Exercise instructions ▸ Using the data below, show every line where the word "this" occurs.

Task data ▸
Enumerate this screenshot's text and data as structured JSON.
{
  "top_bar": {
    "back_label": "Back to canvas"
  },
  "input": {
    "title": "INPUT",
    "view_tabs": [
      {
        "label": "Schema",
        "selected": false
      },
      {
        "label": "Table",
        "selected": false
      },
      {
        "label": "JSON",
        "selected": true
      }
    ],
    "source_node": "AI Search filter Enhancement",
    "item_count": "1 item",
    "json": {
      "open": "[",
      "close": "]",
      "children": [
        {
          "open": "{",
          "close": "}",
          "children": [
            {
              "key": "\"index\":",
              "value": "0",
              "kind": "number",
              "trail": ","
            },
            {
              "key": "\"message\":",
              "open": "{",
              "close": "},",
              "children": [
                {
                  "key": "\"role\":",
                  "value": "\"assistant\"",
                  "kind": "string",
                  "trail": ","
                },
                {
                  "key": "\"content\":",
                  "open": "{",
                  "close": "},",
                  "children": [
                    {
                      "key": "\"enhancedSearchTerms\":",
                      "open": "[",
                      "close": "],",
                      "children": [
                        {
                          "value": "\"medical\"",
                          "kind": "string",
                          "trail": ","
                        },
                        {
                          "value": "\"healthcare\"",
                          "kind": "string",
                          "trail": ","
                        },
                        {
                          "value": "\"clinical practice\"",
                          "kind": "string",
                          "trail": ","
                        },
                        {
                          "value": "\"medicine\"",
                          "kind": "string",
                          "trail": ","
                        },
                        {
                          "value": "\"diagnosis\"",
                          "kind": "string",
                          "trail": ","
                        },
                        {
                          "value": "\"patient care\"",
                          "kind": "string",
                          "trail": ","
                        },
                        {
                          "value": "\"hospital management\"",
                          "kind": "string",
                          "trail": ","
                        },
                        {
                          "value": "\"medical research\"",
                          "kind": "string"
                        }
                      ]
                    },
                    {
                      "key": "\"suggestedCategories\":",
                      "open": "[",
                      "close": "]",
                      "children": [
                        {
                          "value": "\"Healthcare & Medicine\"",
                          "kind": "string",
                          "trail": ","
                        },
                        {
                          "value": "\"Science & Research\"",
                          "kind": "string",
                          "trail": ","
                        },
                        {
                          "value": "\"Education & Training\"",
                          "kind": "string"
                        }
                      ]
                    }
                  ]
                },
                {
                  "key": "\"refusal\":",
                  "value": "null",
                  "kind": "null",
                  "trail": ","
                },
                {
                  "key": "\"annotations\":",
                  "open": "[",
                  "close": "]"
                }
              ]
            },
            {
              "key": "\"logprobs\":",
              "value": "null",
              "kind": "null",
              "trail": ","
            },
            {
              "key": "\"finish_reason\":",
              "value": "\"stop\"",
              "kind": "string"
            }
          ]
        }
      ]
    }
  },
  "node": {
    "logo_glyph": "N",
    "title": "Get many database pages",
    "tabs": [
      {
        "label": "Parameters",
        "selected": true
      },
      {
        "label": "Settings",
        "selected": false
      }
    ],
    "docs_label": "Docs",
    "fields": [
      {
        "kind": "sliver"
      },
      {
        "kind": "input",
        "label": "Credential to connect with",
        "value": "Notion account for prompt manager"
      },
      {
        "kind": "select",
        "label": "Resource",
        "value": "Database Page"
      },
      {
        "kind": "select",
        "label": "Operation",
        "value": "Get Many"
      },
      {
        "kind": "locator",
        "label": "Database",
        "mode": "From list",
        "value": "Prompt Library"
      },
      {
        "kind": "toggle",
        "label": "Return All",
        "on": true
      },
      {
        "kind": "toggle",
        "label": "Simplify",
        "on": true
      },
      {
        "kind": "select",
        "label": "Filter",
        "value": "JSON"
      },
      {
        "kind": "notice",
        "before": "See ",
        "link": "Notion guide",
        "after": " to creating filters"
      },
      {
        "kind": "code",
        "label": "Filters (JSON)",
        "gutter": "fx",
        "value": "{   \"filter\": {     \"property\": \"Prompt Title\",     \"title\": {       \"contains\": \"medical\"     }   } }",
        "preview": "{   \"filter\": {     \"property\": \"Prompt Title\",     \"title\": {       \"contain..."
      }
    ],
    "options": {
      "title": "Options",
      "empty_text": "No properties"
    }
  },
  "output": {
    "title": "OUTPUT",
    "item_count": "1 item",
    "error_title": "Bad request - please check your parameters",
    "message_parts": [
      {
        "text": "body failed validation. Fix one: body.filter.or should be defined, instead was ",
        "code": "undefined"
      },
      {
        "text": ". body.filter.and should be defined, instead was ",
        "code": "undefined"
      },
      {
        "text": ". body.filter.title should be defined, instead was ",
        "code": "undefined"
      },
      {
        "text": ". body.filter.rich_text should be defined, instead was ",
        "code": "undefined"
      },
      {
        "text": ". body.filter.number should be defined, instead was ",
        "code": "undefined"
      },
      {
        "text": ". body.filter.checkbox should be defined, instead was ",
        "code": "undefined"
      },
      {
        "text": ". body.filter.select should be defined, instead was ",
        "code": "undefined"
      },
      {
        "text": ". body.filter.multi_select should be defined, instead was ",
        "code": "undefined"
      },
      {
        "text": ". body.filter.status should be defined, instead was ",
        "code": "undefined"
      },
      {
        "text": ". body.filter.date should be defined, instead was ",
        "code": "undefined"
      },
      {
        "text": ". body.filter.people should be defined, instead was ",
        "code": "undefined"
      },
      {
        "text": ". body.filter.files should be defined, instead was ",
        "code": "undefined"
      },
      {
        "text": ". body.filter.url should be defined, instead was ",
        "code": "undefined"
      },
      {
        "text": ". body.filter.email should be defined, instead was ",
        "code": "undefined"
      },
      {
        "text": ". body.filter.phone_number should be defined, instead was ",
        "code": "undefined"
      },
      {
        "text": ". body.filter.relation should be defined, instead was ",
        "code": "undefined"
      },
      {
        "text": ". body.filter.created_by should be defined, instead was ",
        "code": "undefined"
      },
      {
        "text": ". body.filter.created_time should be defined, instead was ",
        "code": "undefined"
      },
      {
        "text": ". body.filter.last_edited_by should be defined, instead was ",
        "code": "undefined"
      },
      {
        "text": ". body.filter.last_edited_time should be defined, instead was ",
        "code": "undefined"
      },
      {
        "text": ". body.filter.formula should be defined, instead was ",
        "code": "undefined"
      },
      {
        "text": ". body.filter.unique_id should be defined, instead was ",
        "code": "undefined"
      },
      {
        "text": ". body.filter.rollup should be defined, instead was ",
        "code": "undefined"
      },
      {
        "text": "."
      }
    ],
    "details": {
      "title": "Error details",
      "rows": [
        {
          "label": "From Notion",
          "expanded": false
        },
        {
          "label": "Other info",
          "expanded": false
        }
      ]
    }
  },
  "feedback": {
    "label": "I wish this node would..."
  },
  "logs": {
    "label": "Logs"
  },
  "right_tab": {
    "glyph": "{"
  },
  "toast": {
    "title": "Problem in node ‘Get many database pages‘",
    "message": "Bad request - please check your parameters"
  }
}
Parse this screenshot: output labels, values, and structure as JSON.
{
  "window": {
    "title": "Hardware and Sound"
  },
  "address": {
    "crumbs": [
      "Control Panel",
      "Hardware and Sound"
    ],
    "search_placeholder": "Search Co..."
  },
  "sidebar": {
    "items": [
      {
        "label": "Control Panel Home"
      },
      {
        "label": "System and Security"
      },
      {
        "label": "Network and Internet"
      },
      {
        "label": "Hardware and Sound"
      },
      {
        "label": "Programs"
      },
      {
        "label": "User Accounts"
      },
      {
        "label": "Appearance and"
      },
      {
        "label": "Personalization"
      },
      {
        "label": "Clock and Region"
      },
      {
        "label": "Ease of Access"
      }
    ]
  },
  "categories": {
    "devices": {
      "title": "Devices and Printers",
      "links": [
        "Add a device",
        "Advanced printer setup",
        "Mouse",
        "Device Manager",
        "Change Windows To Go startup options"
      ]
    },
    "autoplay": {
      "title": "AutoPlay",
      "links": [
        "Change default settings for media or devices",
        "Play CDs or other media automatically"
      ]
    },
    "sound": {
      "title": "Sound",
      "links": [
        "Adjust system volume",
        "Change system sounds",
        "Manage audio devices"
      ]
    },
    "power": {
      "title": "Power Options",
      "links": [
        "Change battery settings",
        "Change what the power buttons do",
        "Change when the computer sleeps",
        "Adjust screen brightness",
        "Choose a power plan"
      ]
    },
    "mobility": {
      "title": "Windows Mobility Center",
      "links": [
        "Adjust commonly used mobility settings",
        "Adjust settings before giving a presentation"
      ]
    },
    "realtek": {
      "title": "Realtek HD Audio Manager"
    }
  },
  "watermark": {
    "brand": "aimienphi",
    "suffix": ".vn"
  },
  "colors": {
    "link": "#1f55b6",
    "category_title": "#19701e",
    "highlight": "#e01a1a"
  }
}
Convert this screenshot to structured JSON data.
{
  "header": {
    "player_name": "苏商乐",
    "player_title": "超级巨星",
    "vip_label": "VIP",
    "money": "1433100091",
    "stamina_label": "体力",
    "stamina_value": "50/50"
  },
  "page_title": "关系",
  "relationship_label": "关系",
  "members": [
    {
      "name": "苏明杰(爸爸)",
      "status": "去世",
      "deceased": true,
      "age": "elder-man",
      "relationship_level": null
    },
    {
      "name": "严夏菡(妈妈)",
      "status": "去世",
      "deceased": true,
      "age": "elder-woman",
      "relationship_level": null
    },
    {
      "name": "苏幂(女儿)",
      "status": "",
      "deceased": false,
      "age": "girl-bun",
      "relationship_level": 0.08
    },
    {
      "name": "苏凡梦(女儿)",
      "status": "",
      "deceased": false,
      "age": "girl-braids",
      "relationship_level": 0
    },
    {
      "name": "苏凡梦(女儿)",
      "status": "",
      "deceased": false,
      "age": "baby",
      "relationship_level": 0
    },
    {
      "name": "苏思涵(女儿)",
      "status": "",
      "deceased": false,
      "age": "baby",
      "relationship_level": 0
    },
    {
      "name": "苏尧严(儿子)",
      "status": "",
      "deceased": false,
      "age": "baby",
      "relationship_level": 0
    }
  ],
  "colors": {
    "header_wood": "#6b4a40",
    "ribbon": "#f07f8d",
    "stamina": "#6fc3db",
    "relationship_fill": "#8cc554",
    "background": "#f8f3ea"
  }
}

Solved problem ▸
Enumerate this screenshot's text and data as structured JSON.
    "label": "I wish this node would..."
Parse this screenshot: output labels, values, and structure as JSON.
Convert this screenshot to structured JSON data.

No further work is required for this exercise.